- **DATA EXTRACT**
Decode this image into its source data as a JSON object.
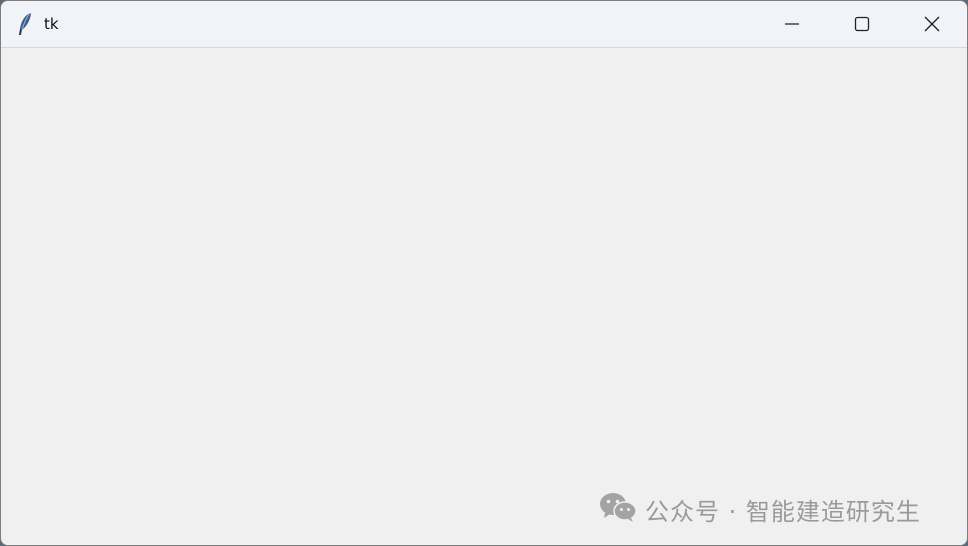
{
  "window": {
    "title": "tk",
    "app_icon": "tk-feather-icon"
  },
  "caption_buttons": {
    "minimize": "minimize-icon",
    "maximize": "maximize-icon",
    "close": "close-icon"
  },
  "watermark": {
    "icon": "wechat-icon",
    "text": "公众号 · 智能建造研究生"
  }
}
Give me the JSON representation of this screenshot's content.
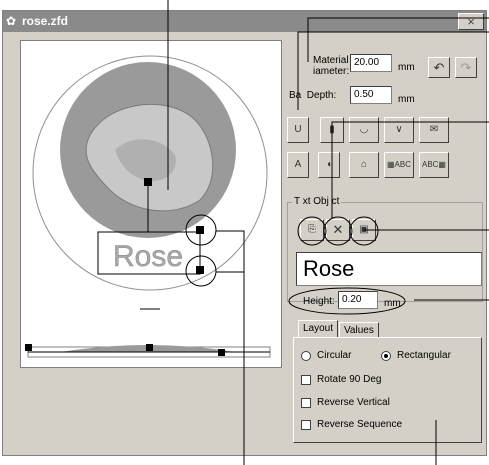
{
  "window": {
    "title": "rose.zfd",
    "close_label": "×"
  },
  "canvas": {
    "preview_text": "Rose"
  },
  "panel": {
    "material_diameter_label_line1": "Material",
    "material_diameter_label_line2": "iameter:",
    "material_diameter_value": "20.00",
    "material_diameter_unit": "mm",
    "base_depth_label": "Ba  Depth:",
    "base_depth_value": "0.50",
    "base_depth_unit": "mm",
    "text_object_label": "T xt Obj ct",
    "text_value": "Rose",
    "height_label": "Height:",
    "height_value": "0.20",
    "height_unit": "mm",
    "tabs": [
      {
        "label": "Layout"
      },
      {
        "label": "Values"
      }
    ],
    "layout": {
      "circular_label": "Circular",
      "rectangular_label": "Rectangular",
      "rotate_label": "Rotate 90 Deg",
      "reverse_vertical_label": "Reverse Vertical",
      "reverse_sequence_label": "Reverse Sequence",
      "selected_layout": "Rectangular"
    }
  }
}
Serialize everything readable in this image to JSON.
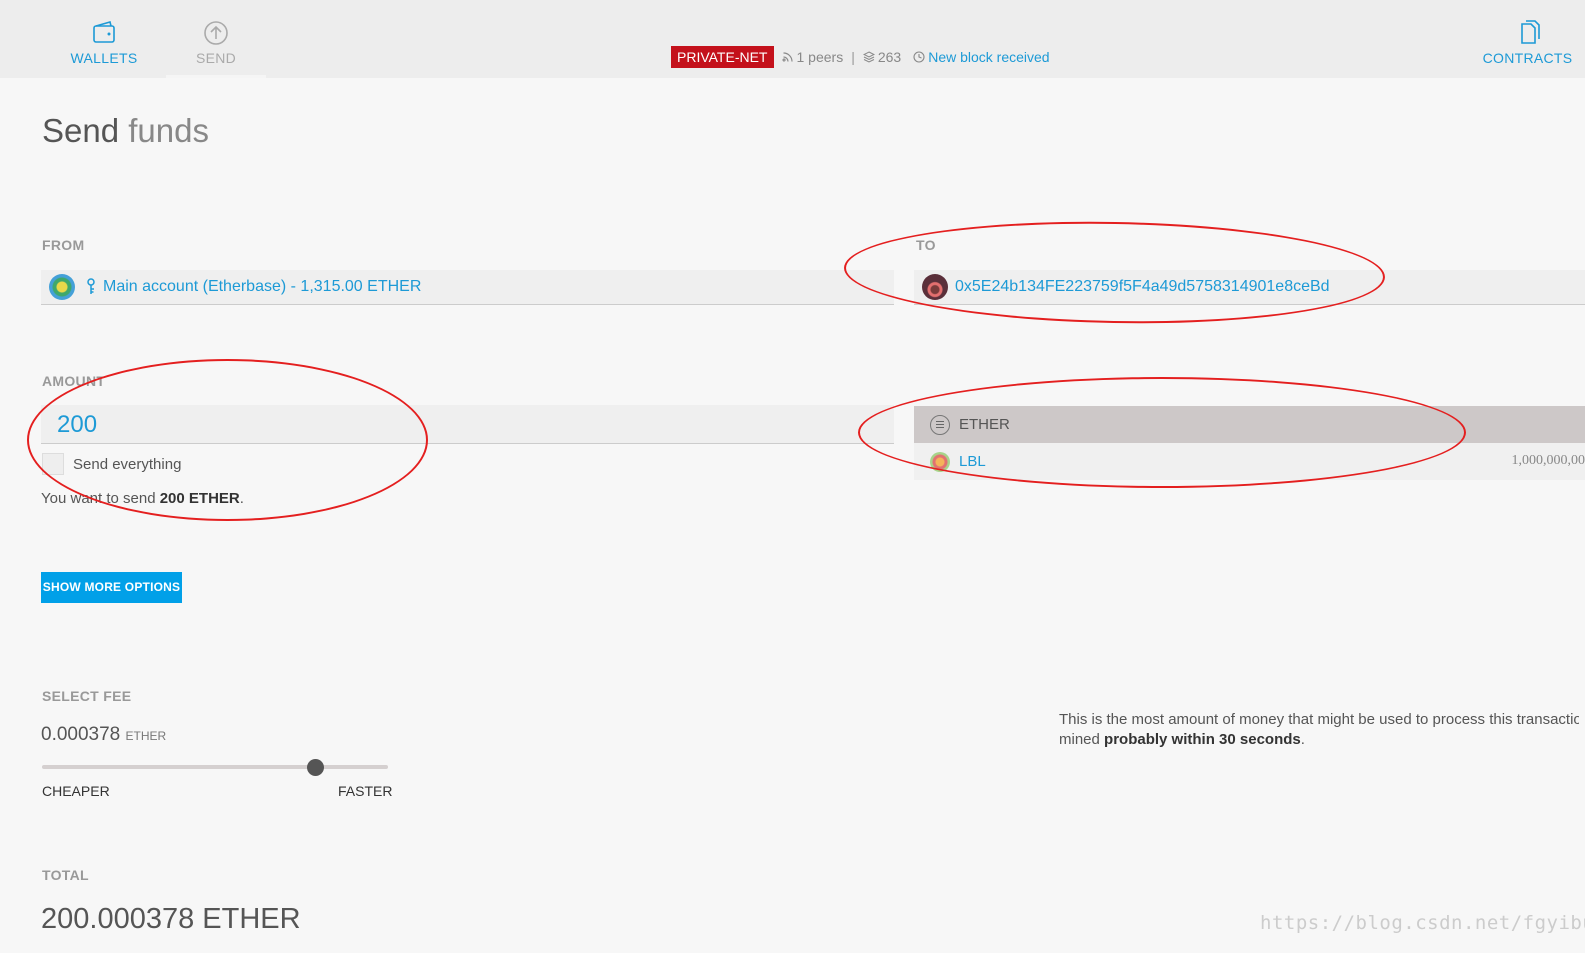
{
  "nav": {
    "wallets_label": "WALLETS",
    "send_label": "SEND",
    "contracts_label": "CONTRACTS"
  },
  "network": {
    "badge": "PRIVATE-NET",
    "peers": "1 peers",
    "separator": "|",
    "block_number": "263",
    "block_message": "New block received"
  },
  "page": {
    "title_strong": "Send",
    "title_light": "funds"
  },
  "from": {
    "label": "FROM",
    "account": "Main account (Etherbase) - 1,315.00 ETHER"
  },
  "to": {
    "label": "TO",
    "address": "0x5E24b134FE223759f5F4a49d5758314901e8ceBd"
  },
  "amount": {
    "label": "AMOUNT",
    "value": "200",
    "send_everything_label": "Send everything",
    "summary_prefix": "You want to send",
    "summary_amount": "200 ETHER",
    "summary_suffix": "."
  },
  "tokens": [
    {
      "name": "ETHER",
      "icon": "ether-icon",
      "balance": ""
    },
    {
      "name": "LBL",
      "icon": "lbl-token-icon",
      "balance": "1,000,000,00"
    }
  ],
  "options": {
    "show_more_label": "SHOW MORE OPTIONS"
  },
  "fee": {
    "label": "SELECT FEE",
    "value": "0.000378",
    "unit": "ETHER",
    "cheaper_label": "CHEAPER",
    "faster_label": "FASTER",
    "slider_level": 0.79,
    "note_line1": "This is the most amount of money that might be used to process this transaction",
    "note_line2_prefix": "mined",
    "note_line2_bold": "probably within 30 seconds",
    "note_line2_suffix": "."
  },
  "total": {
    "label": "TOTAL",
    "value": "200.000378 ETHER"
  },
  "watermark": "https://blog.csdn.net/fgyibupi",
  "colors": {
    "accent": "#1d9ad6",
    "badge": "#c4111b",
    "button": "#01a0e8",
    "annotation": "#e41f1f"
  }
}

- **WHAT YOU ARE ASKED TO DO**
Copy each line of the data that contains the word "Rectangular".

- **EXERCISE RESPONSE**
      "rectangular_label": "Rectangular",
      "selected_layout": "Rectangular"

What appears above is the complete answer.